Typical symptoms of a thyroid problem are easy weight gain, rosy complexion, thinning of the outer part of your eyebrows, a lethargic complacent demeanor, cravings for fatty foods, constipation and poor digestion. Some typical symptoms of an adrenal problem are cravings for sweets and salty foods, irritable bowel, hyperactive personality and demeanor, poor thermoregulation (too hot when it is just warm or freezing when it is just cool) and poor digestion. Some symptoms of both a thyroid and adrenal problem are a loss of libido, fatigue, overall joint and muscle aches and pains, poor memory and focus, depression, dry skin, acne, brittle hair, allergies and frequent infections and illness.
According to Bruce Rind MD of the Weston Price Foundation, some of the major contributors of low metabolic energy may be the following:
1. The thyroid gland cannot make enough T4 (hypothyroidism).
2. The adrenal glands are too weak to handle the stress of the body’s normal metabolic energy and force a down-regulation of energy production.
3. The enzymes (cellular machinery) which make ATP may be held back due to chemical interference from toxins, lack of needed ingredients (vitamins or minerals), or breakdown due to auto-immune disease or old viral damage.

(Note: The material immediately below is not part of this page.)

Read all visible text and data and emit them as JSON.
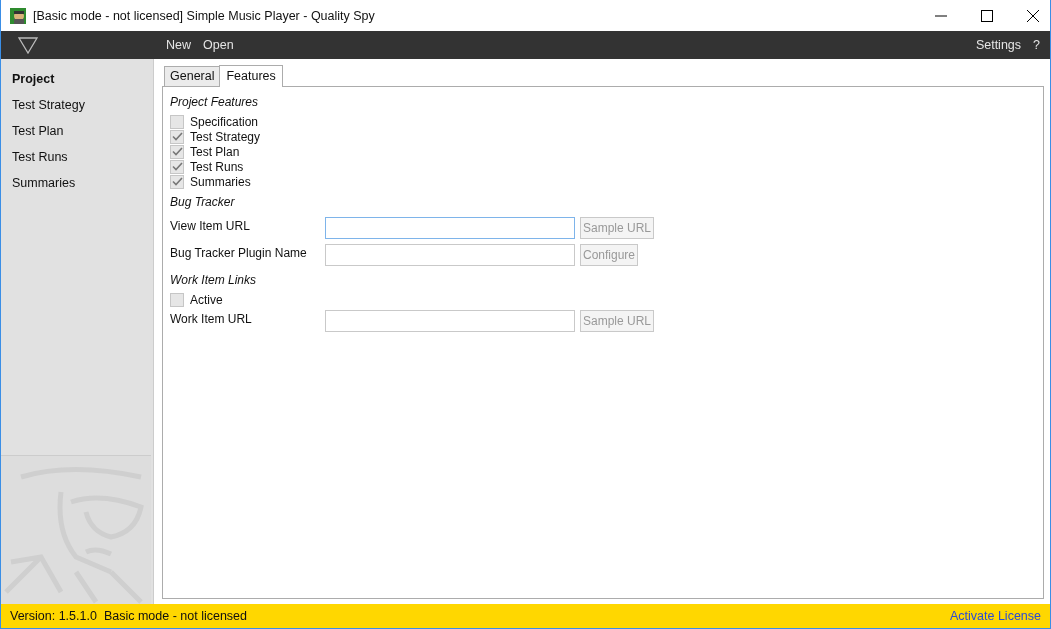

4. Imbalance of hormones, such as growth hormone, testosterone, estrogen or progesterone.
5. Severe caloric restriction.
Your thyroid can be thought of as the gland that produces energy, while the adrenals are responsible for handling the load. If one overpowers the other, you can see how this can be problematic. If either gland produces too much of its hormones, this will cause a down regulation of the opposing gland’s hormone production, when really the compensation by the opposing gland may not be the best thing for your energy, overall feelings of health and well-being, and your physical and emotional states. A sudden job loss, death of a friend or family member, any lack of stability or security, a sudden change in diet, supplements or medications, lack of sleep and allergies are all major factors.
Ideally the best thing to do is to avoid the overly stressful things that can throw you out of whack, but life just doesn’t always work that way. Here are some ways to help rebalance your thyroid and the much overlooked adrenals:
* Add relaxation to your life with some Yoga, meditation, Tai Chi and massage.
* Avoid situations that will throw your life too much out of balance. Taking chances is great but taking too many can wreak havoc on your life and your stress levels.
* Follow a healthy meal plan consisting of good fats like fish oils, flax, coconut oil and the like while avoiding trans fats and plant fats like canola.
* Eat a diet rich in fresh organic veggies (LOTS) and fruits.
* Avoid common food allergens like wheat and dairy.
* Drink plenty of fresh contaminant-free water.
* Add supplements in gradual doses such as an Omega 3 fish oil, multivitamin/mineral.